They send us off after a lazy morning with directions to the Hill of Crosses and the chocolate factory in the next city. We find both and indulge. We ride into the “night” (at the point we have maybe three hours of darkness and we sleep with our clothes over our eyes) to make up for lost time, finding a quiet campsite down a soggy dirt road. We fall asleep with no regard to the lightness of the night.
Somewhere in the middle of the night, after my third trip out of the tent to vomit, Josh asks me how long I have been feeling like this. My body is violently rejecting my dinner and any amount of water I attempt to introduce into my system in the midst of mosquito infested, stinging plant carpeted, damp forest. We are awake the entire night and I sleep the whole of the next day, waking once to help throw the fly onto our tent in preparation for the audibly approaching storm.
We wake around 4 am, our circadian rhythms thrown off and we are on our bikes, pedaling, before six. My head throbs and my body aches but the coolness of the morning is soothing. We break often and Josh spurs us on at the end of each. I am glad to be latched into my pedals because it is all I can do to hold myself up. My legs only move because they know the work they must do. Each time we stop briefly to look at a map, to confirm our route, I am draped over my handlebars, a wet rag, until we must move again. At one point, I am so pitiful, a woman beckons us into her home and furnishes our panniers with water, radishes, and mint from her garden. We meet her family and they speak lithuanian to us, her brother-in-law, drunk or concussed, keeps asking us, sprakken ze deutsch? They all tell us farewell with what seem like highly sincere words for our health and safety, we tell them thank you with little bows of our heads and our hands pressed together, palms facing. This day we make it to Kaunas and beyond.
Somewhere outside of Kaunas, we sleep. We wake and pack our things in just enough time for the flash of lightening, the crack of thunder and the static sound of steady rain. We navigate and impossibly muddy road to return to the highway and we ride. We ride through puddles, through sheets of water, we are blasted by trucks driving through puddles. We aren’t even sure from which way the water is coming from at times. This is the part where I fall in love with my rain gear.
The end of this days sees us, warm and dry, inside a hotel room with a delicious dinner in our stomachs. We wake in the morning to more rain, reload our bikes and we go.

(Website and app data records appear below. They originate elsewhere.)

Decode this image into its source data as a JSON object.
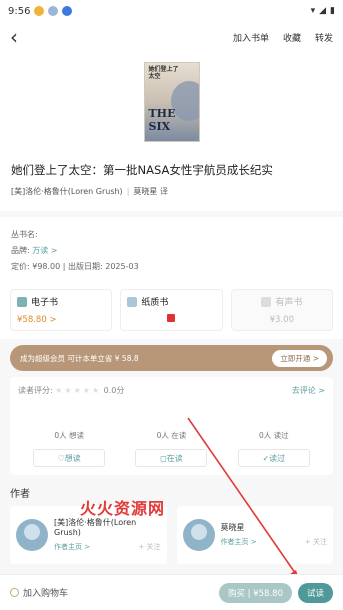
{
  "status": {
    "time": "9:56"
  },
  "nav": {
    "actions": [
      "加入书单",
      "收藏",
      "转发"
    ]
  },
  "cover": {
    "title_line1": "她们登上了",
    "title_line2": "太空",
    "big_text": "THE SIX"
  },
  "book": {
    "title": "她们登上了太空：第一批NASA女性宇航员成长纪实",
    "authors": [
      "[美]洛伦·格鲁什(Loren Grush)",
      "莫晓星"
    ],
    "role_suffix": "译"
  },
  "info": {
    "series_label": "丛书名:",
    "brand_label": "品牌:",
    "brand_value": "万读 >",
    "price_line": "定价: ¥98.00  |  出版日期: 2025-03"
  },
  "formats": [
    {
      "name": "电子书",
      "price": "¥58.80 >",
      "disabled": false
    },
    {
      "name": "纸质书",
      "price": "",
      "disabled": false
    },
    {
      "name": "有声书",
      "price": "¥3.00",
      "disabled": true
    }
  ],
  "vip": {
    "text": "成为超级会员  可计本单立省 ¥ 58.8",
    "button": "立即开通 >"
  },
  "rating": {
    "label": "读者评分:",
    "stars": "★★★★★",
    "score": "0.0分",
    "link": "去评论 >",
    "stats": [
      "0人 想读",
      "0人 在读",
      "0人 读过"
    ],
    "actions": [
      "想读",
      "在读",
      "读过"
    ]
  },
  "author_section": {
    "title": "作者",
    "cards": [
      {
        "name": "[美]洛伦·格鲁什(Loren Grush)",
        "home": "作者主页 >",
        "follow": "+ 关注"
      },
      {
        "name": "莫晓星",
        "home": "作者主页 >",
        "follow": "+ 关注"
      }
    ]
  },
  "watermark": "火火资源网",
  "bottom": {
    "cart": "加入购物车",
    "buy": "购买 | ¥58.80",
    "trial": "试读"
  },
  "colors": {
    "accent": "#4f9a99",
    "vip": "#b79777",
    "price": "#e28a2c",
    "annotation": "#e23a3a"
  }
}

To Bialystok, Poland. The way is rainy, hilly and so beautiful. The are picturesque cows grazing in perfectly green meadows at every turn of the road and everyone’s front yard is a garden.
Just outside Bialystok, we sit at a bus stop (we have renamed european bus stops: Cyclist Refueling Stations; they are shady and always have a shoulder), sheltered from the rain and a woman approaches us. She says something in polish and then, oh you don’t speak polish, even better. She invites us to come hang out with her for the day and offers us showers and a place to sleep. We accept, meet her at her flat, jars of colored pencils and bits of interesting paper things tacked everywhere, with chocolate and fresh strawberries and she cooks us dinner and we bake her cookies. We trade books and journals the next morning and part, us towards the road and her to her university.

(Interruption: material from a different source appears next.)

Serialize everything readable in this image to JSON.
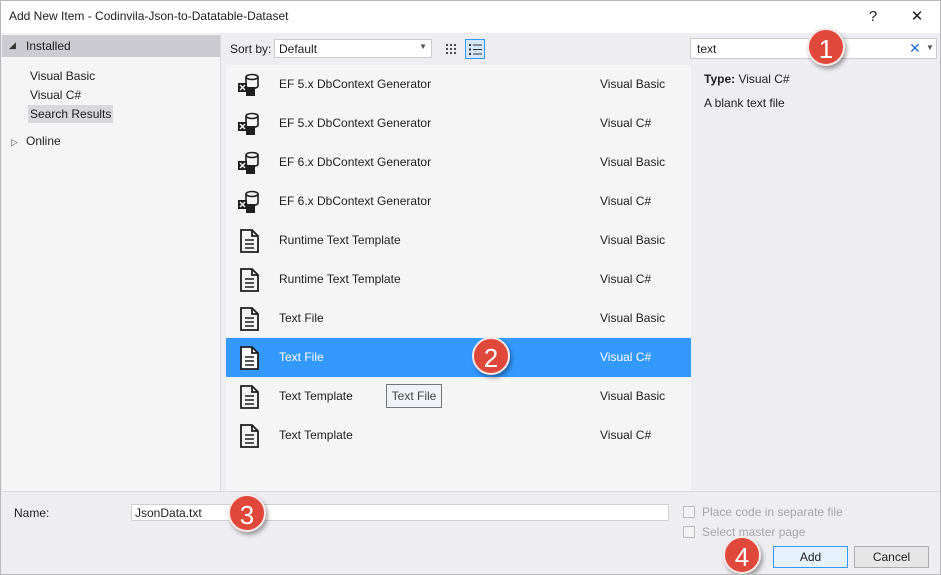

In three days, we are eating the best ice cream we have ever had in Wlodawa, PL, we are following our escorts, one polish, one ukrainian, to cross the border, and we are basking in the glow of our victory in exiting the Schengen nations in order to abide by visa regulations.